Saturday, 11 July 2020
A wonderful thing, the internet! So many old books and documents are now online. I first read this story in one of Janet Bord's books, and even she had to rely on a secondary source. However, it took me just an hour one night to run the original source to earth. The information this times comes from a highly respectable source: the Rev. Sabine Baring-Gould (1834 - 1924), clergyman, archaeologist, folklorist, novelist, short story writer, and father of fifteen. These days he is remembered mostly as the author of "Onward, Christian Soldiers" and Curious Myths of the Middle Ages, but in his time he was up there with Andrew Lang, Thomas Carlyle, and other prominent Victorian men of letters. And in 1890 he wrote In Troubadour-Land, a ramble in Provence and Languedoc.
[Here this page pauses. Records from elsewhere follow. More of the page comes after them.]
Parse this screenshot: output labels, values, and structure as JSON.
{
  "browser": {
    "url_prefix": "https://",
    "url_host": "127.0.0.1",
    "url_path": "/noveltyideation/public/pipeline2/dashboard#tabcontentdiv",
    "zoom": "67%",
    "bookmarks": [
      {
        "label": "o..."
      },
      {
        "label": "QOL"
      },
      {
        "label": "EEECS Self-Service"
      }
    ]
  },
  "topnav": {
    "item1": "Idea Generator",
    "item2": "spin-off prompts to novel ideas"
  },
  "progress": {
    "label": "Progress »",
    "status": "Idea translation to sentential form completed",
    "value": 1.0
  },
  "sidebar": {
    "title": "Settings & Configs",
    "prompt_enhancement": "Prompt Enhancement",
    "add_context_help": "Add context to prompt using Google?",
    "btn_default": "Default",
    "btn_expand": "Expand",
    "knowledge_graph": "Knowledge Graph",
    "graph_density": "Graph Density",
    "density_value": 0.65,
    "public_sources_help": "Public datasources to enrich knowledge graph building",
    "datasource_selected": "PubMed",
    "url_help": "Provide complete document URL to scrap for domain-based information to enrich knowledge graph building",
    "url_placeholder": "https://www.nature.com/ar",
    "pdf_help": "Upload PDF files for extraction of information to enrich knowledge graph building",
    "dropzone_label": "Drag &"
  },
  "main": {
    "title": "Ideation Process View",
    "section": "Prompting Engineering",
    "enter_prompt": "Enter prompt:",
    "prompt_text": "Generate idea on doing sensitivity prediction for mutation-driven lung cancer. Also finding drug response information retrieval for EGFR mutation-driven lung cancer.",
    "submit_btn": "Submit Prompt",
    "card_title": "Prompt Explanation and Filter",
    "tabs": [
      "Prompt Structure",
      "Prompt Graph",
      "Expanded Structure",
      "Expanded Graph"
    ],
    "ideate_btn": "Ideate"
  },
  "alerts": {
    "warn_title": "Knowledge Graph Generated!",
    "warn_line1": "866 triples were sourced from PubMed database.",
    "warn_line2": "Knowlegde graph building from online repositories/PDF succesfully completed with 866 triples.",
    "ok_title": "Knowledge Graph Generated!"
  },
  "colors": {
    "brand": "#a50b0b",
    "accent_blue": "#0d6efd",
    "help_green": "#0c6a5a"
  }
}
The relevant pages are 65 and 66 because he had travelled there both as an adult and as a child, so after describing an area known as the Crau, he introduced a childhood anecdote.